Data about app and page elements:
....
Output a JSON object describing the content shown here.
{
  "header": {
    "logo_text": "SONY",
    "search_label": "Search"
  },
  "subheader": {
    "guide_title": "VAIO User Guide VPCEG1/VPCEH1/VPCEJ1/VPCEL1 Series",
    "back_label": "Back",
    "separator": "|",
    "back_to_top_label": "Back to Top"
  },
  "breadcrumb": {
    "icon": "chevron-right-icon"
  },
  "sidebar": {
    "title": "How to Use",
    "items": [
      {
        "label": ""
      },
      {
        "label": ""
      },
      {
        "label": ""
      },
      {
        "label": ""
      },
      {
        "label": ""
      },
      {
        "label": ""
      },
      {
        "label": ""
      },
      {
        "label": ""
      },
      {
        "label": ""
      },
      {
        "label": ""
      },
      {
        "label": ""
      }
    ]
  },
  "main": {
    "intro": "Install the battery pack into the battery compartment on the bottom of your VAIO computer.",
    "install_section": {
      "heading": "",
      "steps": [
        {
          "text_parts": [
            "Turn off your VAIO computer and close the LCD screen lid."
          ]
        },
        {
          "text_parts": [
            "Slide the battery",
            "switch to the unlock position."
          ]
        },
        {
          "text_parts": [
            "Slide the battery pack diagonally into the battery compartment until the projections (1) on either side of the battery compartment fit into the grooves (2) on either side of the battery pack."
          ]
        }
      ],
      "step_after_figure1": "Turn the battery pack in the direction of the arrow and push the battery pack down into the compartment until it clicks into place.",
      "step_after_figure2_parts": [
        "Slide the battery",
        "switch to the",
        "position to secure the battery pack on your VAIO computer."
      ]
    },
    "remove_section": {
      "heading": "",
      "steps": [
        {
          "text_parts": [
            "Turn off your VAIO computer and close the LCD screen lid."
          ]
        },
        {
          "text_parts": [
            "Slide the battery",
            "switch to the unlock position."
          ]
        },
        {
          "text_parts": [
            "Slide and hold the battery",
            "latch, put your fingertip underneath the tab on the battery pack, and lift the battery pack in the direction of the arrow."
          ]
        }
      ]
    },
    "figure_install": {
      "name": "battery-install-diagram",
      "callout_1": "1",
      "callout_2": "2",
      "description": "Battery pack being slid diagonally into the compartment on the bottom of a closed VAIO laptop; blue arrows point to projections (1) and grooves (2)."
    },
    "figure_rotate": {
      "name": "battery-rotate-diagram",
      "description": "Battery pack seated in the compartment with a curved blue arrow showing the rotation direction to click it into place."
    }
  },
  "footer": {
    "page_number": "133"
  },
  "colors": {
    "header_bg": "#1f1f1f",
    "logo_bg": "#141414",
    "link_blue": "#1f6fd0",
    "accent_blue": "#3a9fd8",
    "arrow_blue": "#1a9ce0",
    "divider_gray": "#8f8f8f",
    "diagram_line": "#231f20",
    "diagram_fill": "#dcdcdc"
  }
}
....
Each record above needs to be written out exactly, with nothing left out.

Output a JSON object describing the content shown here.
{
  "header": {
    "logo_text": "SONY",
    "search_label": "Search"
  },
  "subheader": {
    "guide_title": "VAIO User Guide VPCEG1/VPCEH1/VPCEJ1/VPCEL1 Series",
    "back_label": "Back",
    "separator": "|",
    "back_to_top_label": "Back to Top"
  },
  "breadcrumb": {
    "icon": "chevron-right-icon"
  },
  "sidebar": {
    "title": "How to Use",
    "items": [
      {
        "label": ""
      },
      {
        "label": ""
      },
      {
        "label": ""
      },
      {
        "label": ""
      },
      {
        "label": ""
      },
      {
        "label": ""
      },
      {
        "label": ""
      },
      {
        "label": ""
      },
      {
        "label": ""
      },
      {
        "label": ""
      },
      {
        "label": ""
      }
    ]
  },
  "main": {
    "intro": "Install the battery pack into the battery compartment on the bottom of your VAIO computer.",
    "install_section": {
      "heading": "",
      "steps": [
        {
          "text_parts": [
            "Turn off your VAIO computer and close the LCD screen lid."
          ]
        },
        {
          "text_parts": [
            "Slide the battery",
            "switch to the unlock position."
          ]
        },
        {
          "text_parts": [
            "Slide the battery pack diagonally into the battery compartment until the projections (1) on either side of the battery compartment fit into the grooves (2) on either side of the battery pack."
          ]
        }
      ],
      "step_after_figure1": "Turn the battery pack in the direction of the arrow and push the battery pack down into the compartment until it clicks into place.",
      "step_after_figure2_parts": [
        "Slide the battery",
        "switch to the",
        "position to secure the battery pack on your VAIO computer."
      ]
    },
    "remove_section": {
      "heading": "",
      "steps": [
        {
          "text_parts": [
            "Turn off your VAIO computer and close the LCD screen lid."
          ]
        },
        {
          "text_parts": [
            "Slide the battery",
            "switch to the unlock position."
          ]
        },
        {
          "text_parts": [
            "Slide and hold the battery",
            "latch, put your fingertip underneath the tab on the battery pack, and lift the battery pack in the direction of the arrow."
          ]
        }
      ]
    },
    "figure_install": {
      "name": "battery-install-diagram",
      "callout_1": "1",
      "callout_2": "2",
      "description": "Battery pack being slid diagonally into the compartment on the bottom of a closed VAIO laptop; blue arrows point to projections (1) and grooves (2)."
    },
    "figure_rotate": {
      "name": "battery-rotate-diagram",
      "description": "Battery pack seated in the compartment with a curved blue arrow showing the rotation direction to click it into place."
    }
  },
  "footer": {
    "page_number": "133"
  },
  "colors": {
    "header_bg": "#1f1f1f",
    "logo_bg": "#141414",
    "link_blue": "#1f6fd0",
    "accent_blue": "#3a9fd8",
    "arrow_blue": "#1a9ce0",
    "divider_gray": "#8f8f8f",
    "diagram_line": "#231f20",
    "diagram_fill": "#dcdcdc"
  }
}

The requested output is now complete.